:: WORK INSTRUCTIONS ::
Without the pictures, give the records again exactly as they appear.

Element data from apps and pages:
_ _ _ _
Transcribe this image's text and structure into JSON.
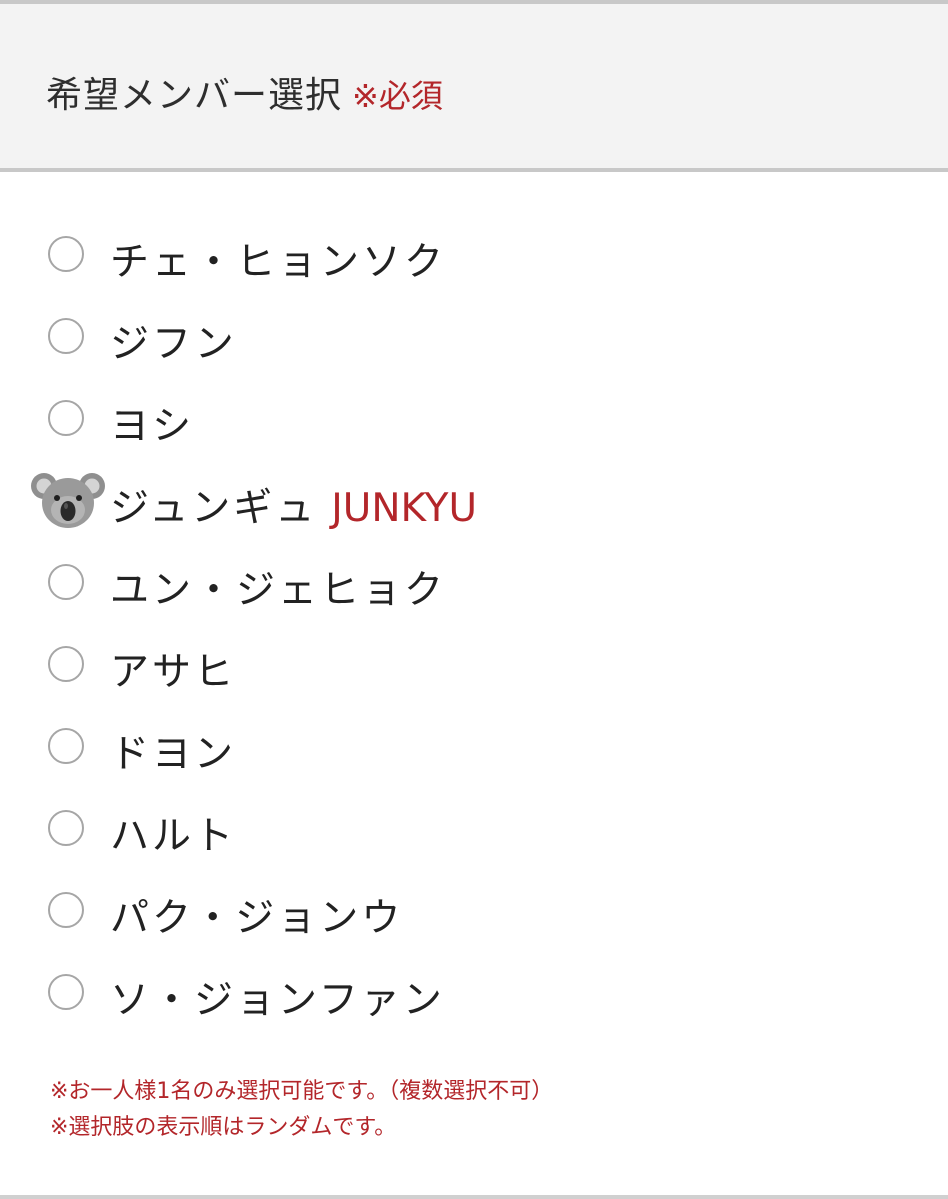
{
  "header": {
    "title": "希望メンバー選択",
    "required": "※必須"
  },
  "options": [
    {
      "label": "チェ・ヒョンソク",
      "selected": false,
      "icon": "radio-icon"
    },
    {
      "label": "ジフン",
      "selected": false,
      "icon": "radio-icon"
    },
    {
      "label": "ヨシ",
      "selected": false,
      "icon": "radio-icon"
    },
    {
      "label": "ジュンギュ",
      "latin": "JUNKYU",
      "selected": true,
      "icon": "koala-icon"
    },
    {
      "label": "ユン・ジェヒョク",
      "selected": false,
      "icon": "radio-icon"
    },
    {
      "label": "アサヒ",
      "selected": false,
      "icon": "radio-icon"
    },
    {
      "label": "ドヨン",
      "selected": false,
      "icon": "radio-icon"
    },
    {
      "label": "ハルト",
      "selected": false,
      "icon": "radio-icon"
    },
    {
      "label": "パク・ジョンウ",
      "selected": false,
      "icon": "radio-icon"
    },
    {
      "label": "ソ・ジョンファン",
      "selected": false,
      "icon": "radio-icon"
    }
  ],
  "notes": [
    "※お一人様1名のみ選択可能です。（複数選択不可）",
    "※選択肢の表示順はランダムです。"
  ],
  "colors": {
    "accent_red": "#b3262a",
    "header_bg": "#f3f3f3",
    "border_gray": "#c8c8c8",
    "radio_gray": "#a6a6a6",
    "text": "#222222"
  }
}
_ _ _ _
:: ANSWER TO THIS EXERCISE ::
Transcribe this image's text and structure into JSON.
{
  "header": {
    "title": "希望メンバー選択",
    "required": "※必須"
  },
  "options": [
    {
      "label": "チェ・ヒョンソク",
      "selected": false,
      "icon": "radio-icon"
    },
    {
      "label": "ジフン",
      "selected": false,
      "icon": "radio-icon"
    },
    {
      "label": "ヨシ",
      "selected": false,
      "icon": "radio-icon"
    },
    {
      "label": "ジュンギュ",
      "latin": "JUNKYU",
      "selected": true,
      "icon": "koala-icon"
    },
    {
      "label": "ユン・ジェヒョク",
      "selected": false,
      "icon": "radio-icon"
    },
    {
      "label": "アサヒ",
      "selected": false,
      "icon": "radio-icon"
    },
    {
      "label": "ドヨン",
      "selected": false,
      "icon": "radio-icon"
    },
    {
      "label": "ハルト",
      "selected": false,
      "icon": "radio-icon"
    },
    {
      "label": "パク・ジョンウ",
      "selected": false,
      "icon": "radio-icon"
    },
    {
      "label": "ソ・ジョンファン",
      "selected": false,
      "icon": "radio-icon"
    }
  ],
  "notes": [
    "※お一人様1名のみ選択可能です。（複数選択不可）",
    "※選択肢の表示順はランダムです。"
  ],
  "colors": {
    "accent_red": "#b3262a",
    "header_bg": "#f3f3f3",
    "border_gray": "#c8c8c8",
    "radio_gray": "#a6a6a6",
    "text": "#222222"
  }
}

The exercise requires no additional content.